Tuesday, May 1, 2007

Freedom of expression on a tightrope!!

Hi, once again

Let me not beat about the bush. I am a firm believer in the freedom of speech, and was very much annoyed by what happened last week, a day before freedom day celebrations. Apparently the SABC (public broadcaster) had committed censorship again. This time around it was supposedly to prevent hate- speech propagated by the Sowetan newspaper advertisement. The advertisement borrowed on the famous Martin Luther King Jnr. “I have a Dream Speech”. For an example it says “…I have a dream that one day this nation will rise up against each other and erupt into an oasis of crime, grime and home to racial attacks and injustice….I have a dream that my children will be repeatedly raped, sodomised and left to fend for themselves long after HIV and AIDS have taken me away”, and “…I have a dream that one day farmers shall be brutally murdered and workers thrown into lions’ den”.

If you ask me, this is a relevant advert – conceived at the right time. It flies in the face of political correctness that it is South Africa today. The South African physique is so sensitive to freedom of expression that it end up be coming difficult to say anything at all. I know the rationale behind the legislation that prevents hate speech and racism and respects the constitutionality thereof. But, by the same token, we can’t be a nation that finds it difficult to laugh at itself, to reflect upon itself and so on. I fully agree with the various commentators across the various spheres of the media industry that the advertisement was just a “decries of South Africa’s ills.” It is South Africa’s problems turned into sharper focus. It problematises the values of freedom that all of us so dear hold. Thirteen years of freedom had come up with a whole lot of problems to the South Africans- child rapes, murders, deepened racism and the like. The SABC, as a public broadcaster should be the vehicle for such public statements like the Sowetan’s advertisement. It should not bury its head in the sand with hollow excuses, but it should encourage the public to face the stark reality that is facing South Africa.

It is even telling in the advertisement itself that it encourages the South Africans to take their freedom seriously and challenge things like crime and rape. Its punch line reads thus: “What have you done with your freedom South Africa?” and “Don’t let it go to waste, cherish it”.

Regards, themba (The Armchair Critic).


Susan Arthur said...

Hi Themba
I enjoyed this post on a very topical subject. I thought you could leave out the first line 'let me not beat about the bush'- it's not really necessary. Also, I thought you could use a better word than 'physique'.

Ijeoma Uche-Okeke said...

I am not South African but I have learnt so much about socio-economic dispensation in this country. When I visit places like Constitution Hill and the Apartheid Museum, I come away very upset and I am not from this country. It is sad that as you say a lot of things have been swept under the carpet.
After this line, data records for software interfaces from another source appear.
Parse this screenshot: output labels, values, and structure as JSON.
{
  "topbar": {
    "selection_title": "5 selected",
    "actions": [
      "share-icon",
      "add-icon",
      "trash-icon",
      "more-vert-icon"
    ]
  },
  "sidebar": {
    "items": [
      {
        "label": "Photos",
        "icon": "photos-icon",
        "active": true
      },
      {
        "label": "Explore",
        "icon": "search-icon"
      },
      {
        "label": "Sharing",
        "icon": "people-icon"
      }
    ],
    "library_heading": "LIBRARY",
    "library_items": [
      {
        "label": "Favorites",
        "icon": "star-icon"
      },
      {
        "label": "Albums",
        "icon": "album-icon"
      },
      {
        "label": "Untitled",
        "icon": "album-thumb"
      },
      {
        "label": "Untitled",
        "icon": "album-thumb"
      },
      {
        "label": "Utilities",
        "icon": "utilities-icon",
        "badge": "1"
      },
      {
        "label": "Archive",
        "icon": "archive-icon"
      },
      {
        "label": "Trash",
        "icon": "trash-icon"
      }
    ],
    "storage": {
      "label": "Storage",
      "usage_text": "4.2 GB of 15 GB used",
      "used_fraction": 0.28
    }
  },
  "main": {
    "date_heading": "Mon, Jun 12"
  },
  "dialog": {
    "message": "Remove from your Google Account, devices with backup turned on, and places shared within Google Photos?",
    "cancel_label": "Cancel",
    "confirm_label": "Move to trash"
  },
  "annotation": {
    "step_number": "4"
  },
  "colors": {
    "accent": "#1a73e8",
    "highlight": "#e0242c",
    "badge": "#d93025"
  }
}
There has not been proper reconciliation in this country. A lot of anger and ill-feeling still boils within the surface. I think apartheid is still in evidence, only under a different label 'democratic licence'.

Susan's right about the word 'physique' I think you wanted 'phsyche'.

Thomas Blaser said...

I enjoy how you express yourself and state your case, you are an excellent 'opinion' writer. The Sowetan should be glad to hire you! Perhaps you should work on your editing, grammar, etc.. Today, people are no longer available for irony - it is a dying art form. Even the bible is only interpreted literally! The scars of apartheid are present - it is up to each of us to make a difference and strive to reduce it in our daily lives, in what we do, what we think and what we say. I am optimistic when I talk to young people from all "races" and hear their opinions.

Valentin said...

Dear Themba, I completely agree with you. Not many people in this country have come close to the notion of the so-called "democracy".
Nor real democracy exists in this country, in my opinion. Still corruption and greed rule the environment in South Africa.
In this regard, I will give you a copy of my written peiece of work (the one that we handed in to Susan Van Zyl). There I question the notion of the so-called "South African identity" and the notion of "democracy". It might be of interest to you!

Valentin said...

Themba, you are right. Apart from the lack of freedom of speech, there are still many other outstanding problems in this country that have not been dealt with: rape, crime, roberries etc.
Indeed, fourteen years of democracy have proven that democracy exists on paper; however, implementation of democratic principles is another story.
I still believe that South Africa goes on the right track. However, it will take time!